Eliminating "data silos"
Another of Oliver Kimberger's objectives is to eliminate "data silos" in the hospital, as these currently massively restrict research efforts – the term data silos refers to data that is "isolated" in separate departments, which cannot be adequately linked for interdisciplinary use, if at all, and/or are unstructured and not digitally readable. There is also the problem of exchanging medical data between hospitals, an aspect of the "silo mentality". It is only really possible to develop inclusive AI methods and Machine Learning algorithms if as many hospitals as possible are included in the development of algorithms, so that the algorithms are not merely based on the limited "patient diversity" from just one hospital but on various patient populations, thus removing as much potential bias as possible. MedUni Vienna's Division of General Anesthesia and Intensive Care Medicine paves the way in this field, for example by participating in the EHDEN (European Health Data Evidence Network -www.ehden.eu) project led by Oliver Kimberger, which aims to implement standardised EU-wide coding of research databases, to facilitate transnational projects within the EU and establish a valuable foundation for cross-hospital perioperative data science.
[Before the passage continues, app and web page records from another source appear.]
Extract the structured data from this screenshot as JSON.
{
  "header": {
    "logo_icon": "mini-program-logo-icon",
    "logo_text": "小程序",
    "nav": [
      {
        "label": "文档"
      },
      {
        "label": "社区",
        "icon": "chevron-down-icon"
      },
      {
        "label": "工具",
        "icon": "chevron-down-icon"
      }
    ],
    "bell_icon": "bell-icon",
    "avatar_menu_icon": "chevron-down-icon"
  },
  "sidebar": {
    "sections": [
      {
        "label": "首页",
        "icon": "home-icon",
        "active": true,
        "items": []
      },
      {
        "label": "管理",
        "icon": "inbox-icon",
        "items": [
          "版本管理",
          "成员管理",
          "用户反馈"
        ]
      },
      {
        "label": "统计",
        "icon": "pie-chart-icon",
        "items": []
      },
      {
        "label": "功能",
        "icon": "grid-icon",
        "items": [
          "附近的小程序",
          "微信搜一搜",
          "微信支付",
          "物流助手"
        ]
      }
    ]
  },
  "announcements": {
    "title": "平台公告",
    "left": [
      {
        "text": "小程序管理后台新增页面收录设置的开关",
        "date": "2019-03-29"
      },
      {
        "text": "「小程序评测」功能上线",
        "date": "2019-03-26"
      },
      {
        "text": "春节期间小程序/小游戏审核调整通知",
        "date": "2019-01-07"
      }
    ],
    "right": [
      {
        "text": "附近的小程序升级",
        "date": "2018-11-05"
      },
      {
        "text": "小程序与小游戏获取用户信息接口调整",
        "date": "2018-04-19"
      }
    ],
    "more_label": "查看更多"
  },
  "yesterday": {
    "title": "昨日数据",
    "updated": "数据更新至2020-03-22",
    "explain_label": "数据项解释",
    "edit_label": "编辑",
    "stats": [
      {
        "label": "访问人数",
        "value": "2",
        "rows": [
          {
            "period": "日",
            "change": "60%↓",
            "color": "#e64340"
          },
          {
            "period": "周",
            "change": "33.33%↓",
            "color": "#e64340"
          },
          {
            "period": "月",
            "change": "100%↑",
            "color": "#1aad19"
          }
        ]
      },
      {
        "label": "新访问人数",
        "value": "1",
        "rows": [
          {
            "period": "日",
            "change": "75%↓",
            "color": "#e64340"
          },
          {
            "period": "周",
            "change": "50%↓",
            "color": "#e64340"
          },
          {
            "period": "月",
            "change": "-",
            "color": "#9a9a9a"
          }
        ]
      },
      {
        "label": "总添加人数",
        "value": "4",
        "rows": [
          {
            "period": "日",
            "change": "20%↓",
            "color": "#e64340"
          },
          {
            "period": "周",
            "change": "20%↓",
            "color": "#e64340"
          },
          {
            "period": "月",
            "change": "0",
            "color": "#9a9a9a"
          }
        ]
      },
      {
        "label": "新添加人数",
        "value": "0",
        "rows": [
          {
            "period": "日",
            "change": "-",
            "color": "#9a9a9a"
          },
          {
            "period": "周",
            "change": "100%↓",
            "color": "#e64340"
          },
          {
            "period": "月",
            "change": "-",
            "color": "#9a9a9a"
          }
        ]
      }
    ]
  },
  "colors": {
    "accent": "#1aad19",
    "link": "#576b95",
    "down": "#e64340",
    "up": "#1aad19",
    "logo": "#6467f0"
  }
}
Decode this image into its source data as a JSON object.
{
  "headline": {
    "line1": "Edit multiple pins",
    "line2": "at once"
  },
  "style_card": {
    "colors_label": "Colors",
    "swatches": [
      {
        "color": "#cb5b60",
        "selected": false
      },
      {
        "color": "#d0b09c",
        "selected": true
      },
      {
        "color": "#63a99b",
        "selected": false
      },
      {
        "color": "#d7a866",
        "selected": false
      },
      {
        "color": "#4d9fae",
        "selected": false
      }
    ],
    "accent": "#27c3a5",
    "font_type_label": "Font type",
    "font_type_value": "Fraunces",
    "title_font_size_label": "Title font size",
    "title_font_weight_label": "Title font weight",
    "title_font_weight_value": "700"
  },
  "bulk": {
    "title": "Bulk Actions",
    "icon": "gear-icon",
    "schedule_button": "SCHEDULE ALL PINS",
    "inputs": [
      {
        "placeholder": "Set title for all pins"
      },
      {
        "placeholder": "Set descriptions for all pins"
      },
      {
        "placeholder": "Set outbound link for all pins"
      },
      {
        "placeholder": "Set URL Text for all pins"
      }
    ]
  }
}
"The use of AI and Machine Learning techniques in the analysis of perioperative data will provide a disruptive developmental boost to anaesthesiology and critical care medicine, leading to a fundamental change in the discipline. The combination of a highly multidisciplinary scientific environment and a large clinical operation is the ideal setting for further development and for dealing with the scientific challenges of perioperative information management."

About Oliver Kimberger
Oliver Kimberger is a postdoc consultant anaesthesiologist. He completed a postgraduate course in Statistics and Biometrics at the University of Heidelberg (MSc) and an MBA in Health Care Management at MedUni Vienna. He also spent a two-year study placement at the Inselspital University Hospital in Berne (Switzerland).

Kimberger is the director of trauma anaesthesia and works as Deputy Head of the Division of General Anaesthesia and Intensive Care Medicine of the Medical University of Vienna.

At the Medical University of Vienna, he is also the director of the department’s Data Science group, which is attached to both the Division of General Anaesthesia and Intensive Care Medicine and the Ludwig Boltzmann Institute for Digital Health and Patient Safety which is hosted by the Division of Anaesthesia and Intensive Care Medicine of the Department of Anesthesia, Critical Care and Pain Medicine of MedUni Vienna and Vienna General Hospital.

He is a member of the Austrian Society of Anaesthesiology, Resuscitation and Emergency Medicine and of the European Society of Anaesthesiology. His research interests include topics such as microcirculation & fluid management, patient temperature management, Big Data, Artificial Intelligence and the digital transformation of medicine.